:: WORK TASK ::
Tally every line of the listing below that holds "value", then give the tally alone.

:: SUPPLIED ENTRIES ::
[Start of Attachment]

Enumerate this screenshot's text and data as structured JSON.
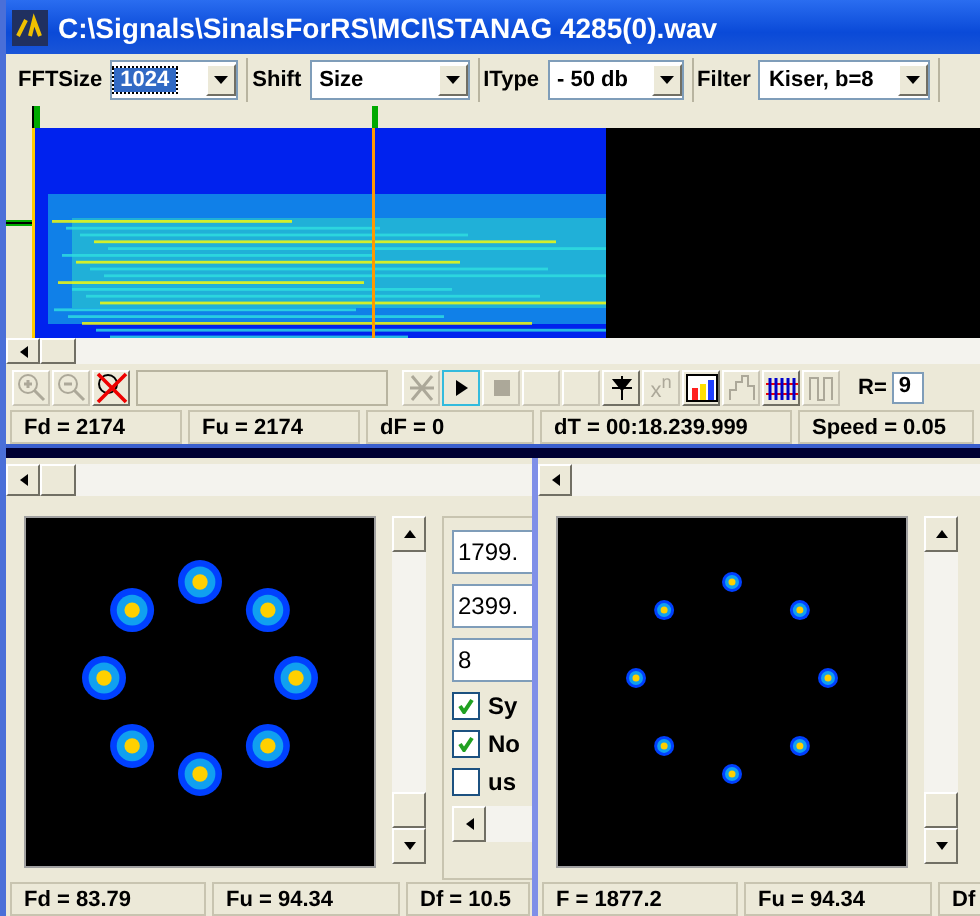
{
  "window": {
    "title": "C:\\Signals\\SinalsForRS\\MCI\\STANAG 4285(0).wav"
  },
  "toolbar": [
    {
      "label": "FFTSize",
      "value": "1024",
      "highlighted": true
    },
    {
      "label": "Shift",
      "value": "Size",
      "highlighted": false
    },
    {
      "label": "IType",
      "value": "- 50 db",
      "highlighted": false
    },
    {
      "label": "Filter",
      "value": "Kiser, b=8",
      "highlighted": false
    }
  ],
  "tools": [
    {
      "kind": "zoom-in",
      "disabled": true,
      "selected": false
    },
    {
      "kind": "zoom-out",
      "disabled": true,
      "selected": false
    },
    {
      "kind": "no-zoom",
      "disabled": false,
      "selected": false
    },
    {
      "kind": "field"
    },
    {
      "kind": "cross",
      "disabled": true,
      "selected": false
    },
    {
      "kind": "play",
      "disabled": false,
      "selected": true
    },
    {
      "kind": "stop",
      "disabled": true,
      "selected": false
    },
    {
      "kind": "blank",
      "disabled": true,
      "selected": false
    },
    {
      "kind": "blank",
      "disabled": true,
      "selected": false
    },
    {
      "kind": "marker",
      "disabled": false,
      "selected": false
    },
    {
      "kind": "power",
      "label": "x$^{n}$",
      "disabled": true,
      "selected": false
    },
    {
      "kind": "bars",
      "disabled": false,
      "selected": false
    },
    {
      "kind": "steps",
      "disabled": true,
      "selected": false
    },
    {
      "kind": "comb",
      "disabled": false,
      "selected": false
    },
    {
      "kind": "pulse",
      "disabled": true,
      "selected": false
    }
  ],
  "r_field": {
    "label": "R=",
    "value": "9"
  },
  "status_bar": [
    "Fd = 2174",
    "Fu = 2174",
    "dF = 0",
    "dT = 00:18.239.999",
    "Speed = 0.05"
  ],
  "left_pane": {
    "fields": [
      "1799.",
      "2399.",
      "8"
    ],
    "checkboxes": [
      {
        "label": "Sy",
        "checked": true
      },
      {
        "label": "No",
        "checked": true
      },
      {
        "label": "us",
        "checked": false
      }
    ],
    "status_bar": [
      "Fd = 83.79",
      "Fu = 94.34",
      "Df = 10.5"
    ]
  },
  "right_pane": {
    "status_bar": [
      "F = 1877.2",
      "Fu = 94.34",
      "Df"
    ]
  }
}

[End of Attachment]

:: SOLUTION ::
5